Selected Grants

Lemur Health, the Microbiome, and Condition-dependent Signals awarded by National Science Foundation (Principal Investigator). 2018 to 2021

Life in the wild takes guts: The gut microbiome relative to the phylogeny, folivory, and environment of endangered Malagasy lemurs awarded by Margot Marsh Biodiversity Foundation (Principal Investigator). 2017 to 2018

Linking Dietary Quality to the Gut Microbiome of Endangered Malagasy Primates awarded by Margot Marsh Biodiversity Foundation (Principal Investigator). 2015 to 2017

Mechanisms of Female Dominance and Reproductive Skew in a Cooperative Breeder awarded by National Science Foundation (Principal Investigator). 2010 to 2016

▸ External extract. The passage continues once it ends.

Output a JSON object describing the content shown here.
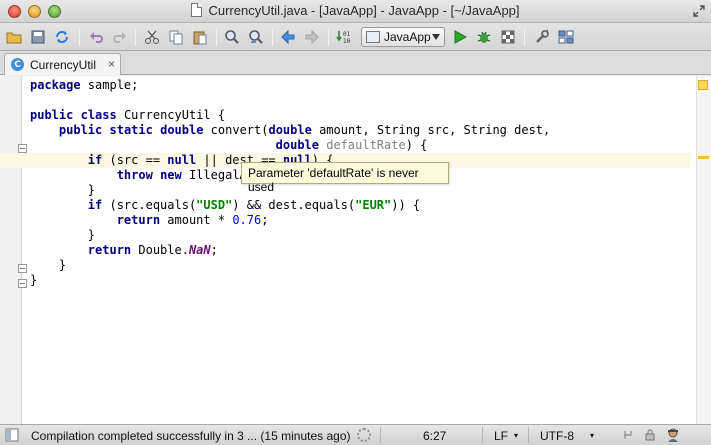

REU Supplement: Mechanisms of Social Dynamics in Meerkats awarded by National Science Foundation (Principal Investigator). 2010 to 2016

Doctoral Dissertation Improvement: The Behavioral And Social Effects of Hormone Manipulation in Female-Dominant Lemurs awarded by National Science Foundation (Principal Investigator). 2013 to 2015

Doctoral Dissertation Improvement: Impact of Genetic Health on Parasite Prevalence, Diversity, & Burden in Lemur catta awarded by National Science Foundation (Principal Investigator). 2012 to 2015

Olfactory Communication in Primates awarded by National Science Foundation (Principal Investigator). 2007 to 2010


Greene, LK, McKenney, EA, O'Connell, TM, and Drea, CM. "The critical role of dietary foliage in maintaining the gut microbiome and metabolome of folivorous sifakas." Scientific Reports 8.1 (September 27, 2018): 14482-null. Full Text

Dimac-Stohl, KA, Davies, CS, Grebe, NM, Stonehill, AC, Greene, LK, Mitchell, J, Clutton-Brock, T, and Drea, CM. "Incidence and biomarkers of pregnancy, spontaneous abortion, and neonatal loss during an environmental stressor: Implications for female reproductive suppression in the cooperatively breeding meerkat." Physiology & Behavior 193.Pt A (September 2018): 90-100. Full Text

Smyth, KN, Caruso, NM, Davies, CS, Clutton-Brock, TH, and Drea, CM. "Social and endocrine correlates of immune function in meerkats: implications for the immunocompetence handicap hypothesis." Royal Society Open Science 5.8 (August 2018): 180435-null. Full Text

Harris, RL, Boulet, M, Grogan, KE, and Drea, CM. "Costs of injury for scent signalling in a strepsirrhine primate." Scientific Reports 8.1 (June 29, 2018): 9882-null. Full Text

Grogan, KE, Sauther, ML, Cuozzo, FP, and Drea, CM. "Genetic wealth, population health: Major histocompatibility complex variation in captive and wild ring-tailed lemurs (Lemur catta)." Ecology and Evolution 7.19 (October 2017): 7638-7649. Full Text

Leclaire, S, Jacob, S, Greene, LK, Dubay, GR, and Drea, CM. "Social odours covary with bacterial community in the anal secretions of wild meerkats." Scientific Reports 7.1 (June 12, 2017): 3240-null. Full Text

Davies, CS, Smyth, KN, Greene, LK, Walsh, DA, Mitchell, J, Clutton-Brock, T, and Drea, CM. "Exceptional endocrine profiles characterise the meerkat: sex, status, and reproductive patterns." Scientific Reports 6 (October 18, 2016): 35492-null. Full Text

Smyth, KN, Greene, LK, Clutton-Brock, T, and Drea, CM. "Androgens predict parasitism in female meerkats: a new perspective on a classic trade-off." Biology Letters 12.10 (October 2016). Full Text

Greene, LK, Wallen, TW, Moresco, A, Goodwin, TE, and Drea, CM. "Reproductive endocrine patterns and volatile urinary compounds of Arctictis binturong: discovering why bearcats smell like popcorn." Die Naturwissenschaften 103.5-6 (June 2016): 37-null. Full Text